I guess my question is now evolving. I think I have an idea on how to solve this if I can get over this next hurdle. It’s related to basic understanding of front and back faces of a mesh and how to show/hide them.

I have a clipped sphere with both front (external) and back (internal) faces visible here:

I am able to make just the “front” faces visible by changing mat.backFaceCulling to true:

And I am able to make just the “back” faces visible by changing mat.sideOrientation to BABYLON.Mesh.FRONTSIDE:

Is there a combination of parameters for material/mesh that I can use to see “back minus the front”, so just the inside of the sphere that is visible when both front and back faces are visible (oval part outlined in red):


I don’t see another way to do it than drawing two times the sphere (in fact, you need two identical spheres):

  • draw the first sphere with back face culling enabled and disable color writing, so that the zbuffer is updated with the front faces but the color buffer is left untouched
  • draw the second sphere with front face culling enabled

Thank you @Evgeni_Popov. So the solution to my original problem - slicing the top sphere as if it’s a solid geometry even though the bottom sphere runs into it would be this:

  • draw the top sphere (“sphere”) in rendering group 0
  • draw the bottom sphere (“sphere2”) in rendering group 0
  • clone the top sphere as “sphereOutside” and “sphereInside”
  • draw “sphereOutside” with disabled color write in rendering group 1
  • draw “sphereInside” with ClockWiseSideOrientation in rendering group 1

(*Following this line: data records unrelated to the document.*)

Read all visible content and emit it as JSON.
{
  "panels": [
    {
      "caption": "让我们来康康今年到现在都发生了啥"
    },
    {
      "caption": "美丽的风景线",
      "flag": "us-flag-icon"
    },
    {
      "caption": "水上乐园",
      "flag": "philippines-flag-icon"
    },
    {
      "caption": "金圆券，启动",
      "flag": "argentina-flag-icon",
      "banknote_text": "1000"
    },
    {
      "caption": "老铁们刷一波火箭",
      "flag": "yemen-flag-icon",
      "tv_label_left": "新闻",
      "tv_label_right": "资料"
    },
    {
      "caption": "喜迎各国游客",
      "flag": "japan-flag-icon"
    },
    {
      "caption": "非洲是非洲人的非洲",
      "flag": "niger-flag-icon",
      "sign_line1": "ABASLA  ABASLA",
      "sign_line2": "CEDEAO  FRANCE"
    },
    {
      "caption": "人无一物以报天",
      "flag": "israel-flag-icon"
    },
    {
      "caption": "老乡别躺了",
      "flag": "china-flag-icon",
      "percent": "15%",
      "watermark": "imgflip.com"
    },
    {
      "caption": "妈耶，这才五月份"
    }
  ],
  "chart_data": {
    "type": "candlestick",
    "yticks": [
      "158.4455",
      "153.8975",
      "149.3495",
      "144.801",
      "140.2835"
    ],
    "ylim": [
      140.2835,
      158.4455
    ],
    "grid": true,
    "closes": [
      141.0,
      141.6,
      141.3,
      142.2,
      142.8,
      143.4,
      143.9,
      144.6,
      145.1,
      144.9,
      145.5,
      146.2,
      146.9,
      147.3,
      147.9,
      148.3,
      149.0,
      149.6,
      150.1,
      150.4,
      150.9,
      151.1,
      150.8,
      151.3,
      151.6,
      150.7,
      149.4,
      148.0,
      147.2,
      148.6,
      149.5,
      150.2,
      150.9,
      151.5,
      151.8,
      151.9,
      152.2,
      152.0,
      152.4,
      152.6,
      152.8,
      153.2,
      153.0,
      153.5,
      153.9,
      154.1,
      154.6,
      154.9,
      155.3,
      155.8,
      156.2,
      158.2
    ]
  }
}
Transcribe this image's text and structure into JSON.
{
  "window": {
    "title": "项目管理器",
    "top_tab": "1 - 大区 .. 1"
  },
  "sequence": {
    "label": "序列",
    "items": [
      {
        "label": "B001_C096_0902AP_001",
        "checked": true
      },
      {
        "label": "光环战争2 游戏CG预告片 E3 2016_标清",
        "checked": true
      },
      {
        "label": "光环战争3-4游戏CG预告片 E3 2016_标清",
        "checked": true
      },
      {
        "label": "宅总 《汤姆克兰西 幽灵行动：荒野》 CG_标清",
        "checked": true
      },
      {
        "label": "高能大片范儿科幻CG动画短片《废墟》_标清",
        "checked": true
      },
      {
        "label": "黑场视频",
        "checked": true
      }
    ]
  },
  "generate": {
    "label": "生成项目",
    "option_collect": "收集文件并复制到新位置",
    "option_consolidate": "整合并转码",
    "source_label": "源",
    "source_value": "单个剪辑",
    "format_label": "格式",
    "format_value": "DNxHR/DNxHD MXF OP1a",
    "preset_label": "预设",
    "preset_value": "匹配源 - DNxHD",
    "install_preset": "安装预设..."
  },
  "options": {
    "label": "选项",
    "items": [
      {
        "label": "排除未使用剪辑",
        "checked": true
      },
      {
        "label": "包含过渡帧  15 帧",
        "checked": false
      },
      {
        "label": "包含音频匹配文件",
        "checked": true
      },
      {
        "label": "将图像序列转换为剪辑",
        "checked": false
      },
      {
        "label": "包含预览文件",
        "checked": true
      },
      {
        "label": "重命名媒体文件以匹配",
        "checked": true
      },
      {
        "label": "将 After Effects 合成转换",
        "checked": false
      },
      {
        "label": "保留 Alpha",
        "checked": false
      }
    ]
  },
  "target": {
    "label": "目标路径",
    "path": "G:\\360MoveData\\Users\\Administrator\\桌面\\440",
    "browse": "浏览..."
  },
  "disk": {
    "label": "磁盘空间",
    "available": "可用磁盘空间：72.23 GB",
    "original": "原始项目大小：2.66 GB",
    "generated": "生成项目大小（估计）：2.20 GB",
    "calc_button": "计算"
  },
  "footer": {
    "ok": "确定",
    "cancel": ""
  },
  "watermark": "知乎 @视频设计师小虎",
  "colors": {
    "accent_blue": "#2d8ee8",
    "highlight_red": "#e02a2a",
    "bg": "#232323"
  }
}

Now you cannot see the bottom sphere inside of the top sphere as if the top sphere is solid:

Thank you for your help. Now I have to see if this approach flies in my project :slight_smile: